───── EXTRACTED INFORMATION

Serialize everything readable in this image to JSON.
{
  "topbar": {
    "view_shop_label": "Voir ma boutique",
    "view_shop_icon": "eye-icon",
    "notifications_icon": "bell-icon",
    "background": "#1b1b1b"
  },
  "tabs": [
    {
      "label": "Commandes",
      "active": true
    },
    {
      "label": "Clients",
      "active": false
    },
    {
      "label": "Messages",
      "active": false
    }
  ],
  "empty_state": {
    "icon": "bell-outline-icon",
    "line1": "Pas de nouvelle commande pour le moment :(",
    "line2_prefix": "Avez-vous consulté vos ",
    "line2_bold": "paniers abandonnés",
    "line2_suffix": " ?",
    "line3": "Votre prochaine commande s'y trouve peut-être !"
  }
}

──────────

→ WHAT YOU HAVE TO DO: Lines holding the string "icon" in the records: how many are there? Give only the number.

→ TASK RESULT: 3